The 3970X is roughly 30% faster than the L5639 running DDR3-1333Mhz. For only $70 [L5639] that’s pretty damn good for nearly 6 year old technology. The i7-3970X processor retailed for $1,039.99 and currently $700-$900. The numbers look good, but the performance increase is what really matters to me. 12.8% [X5660] increase isn’t going to make me run out and upgrade my PC. You’ll have to also add the price of the new MB and CPU. Not to forget to mention coolers and other things needed when changing platforms\MBs. obviously enthusiast will always have that upgrade itch. Maybe the X5660 can ease the pain for a little longer.
Xeon X5660 Performance Increase [+] \ Decrease [-]
Multi-Core - Overclocked:
i7-4960X @ 4.4Ghz = 42967 [-12.5%]
i7-3970X @ 4.6Ghz = 41359 [-8.3%]
X5660 @ 4.8Ghz = 38162 [0.0%]
i7-4770K @ 4.6Ghz = 36644 [+4.1%]
i7-3770K @ 4.8Ghz = 32738 [+15.1%]
L5639 @ 4.1Ghz = 32627 [+16.5%]
i7-920 @ 4.4Ghz = 25143 [+52%]
Singe Core - Overclocked
i7-4770K @ 4.6Ghz = 9288 [-33.5%]
i7-3770K @ 4.8Ghz = 8467 [-21.7%]
i7-4960X @ 4.4Ghz = 8037 [-15.5%]
i7-3970X @ 4.6Ghz = 7699 [-10.7%]
X5660 @ 4.8Ghz = 6953 [0.0%]
L5639 @ 4.1Ghz = 5862 [+18.6%]
Cinebench R10 is pretty old, but still useful.
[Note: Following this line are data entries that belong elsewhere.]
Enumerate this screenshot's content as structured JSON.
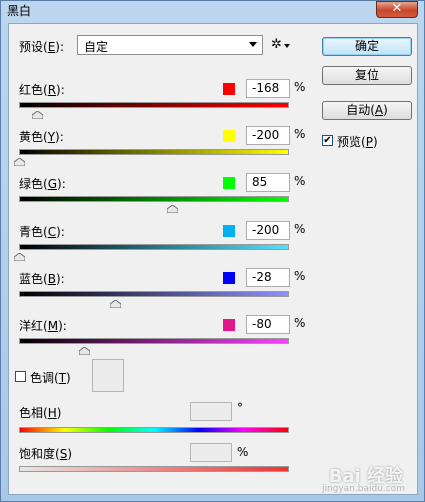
{
  "window": {
    "title": "黑白"
  },
  "preset": {
    "label": "预设",
    "key": "E",
    "value": "自定"
  },
  "buttons": {
    "ok": "确定",
    "reset": "复位",
    "auto_text": "自动",
    "auto_key": "A"
  },
  "preview": {
    "label": "预览",
    "key": "P",
    "checked": true
  },
  "sliders": [
    {
      "label": "红色",
      "key": "R",
      "value": "-168",
      "color": "#ff0000",
      "track_from": "#000000",
      "track_to": "#ff0000",
      "fraction": 0.066
    },
    {
      "label": "黄色",
      "key": "Y",
      "value": "-200",
      "color": "#ffff00",
      "track_from": "#000000",
      "track_to": "#ffff00",
      "fraction": 0.0
    },
    {
      "label": "绿色",
      "key": "G",
      "value": "85",
      "color": "#00ff00",
      "track_from": "#000000",
      "track_to": "#00ff00",
      "fraction": 0.566
    },
    {
      "label": "青色",
      "key": "C",
      "value": "-200",
      "color": "#00b0f0",
      "track_from": "#000000",
      "track_to": "#55e0ff",
      "fraction": 0.0
    },
    {
      "label": "蓝色",
      "key": "B",
      "value": "-28",
      "color": "#0000ff",
      "track_from": "#000000",
      "track_to": "#9090ff",
      "fraction": 0.357
    },
    {
      "label": "洋红",
      "key": "M",
      "value": "-80",
      "color": "#e0188a",
      "track_from": "#000000",
      "track_to": "#ff40ff",
      "fraction": 0.241
    }
  ],
  "percent_sign": "%",
  "tint": {
    "label": "色调",
    "key": "T",
    "checked": false
  },
  "hue": {
    "label": "色相",
    "key": "H",
    "unit": "°"
  },
  "saturation": {
    "label": "饱和度",
    "key": "S",
    "unit": "%"
  },
  "watermark": {
    "text": "Bai 经验",
    "sub": "jingyan.baidu.com"
  }
}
Well the Open GL isn’t that useful for me, but the CPU benchmark scores are. In the Multi-core test the Xeon L5639 actually does pretty well. The i7-4960X is 31.7% faster than the Xeon L5639 @ 4.1GHz and 71% faster than the i7-920 @ 4.4Ghz. The i7-4770K [Quad-Core] clearly outperforms the other CPUs core for core in Cinebench R10 Single Core. The i7-4960X is only X5660 12.5% better in the Multi-Core benchmark. I7-920 and i7-960 users will definitely see a lot of performance gains if they choose to upgrade to the X5660 or the L5639.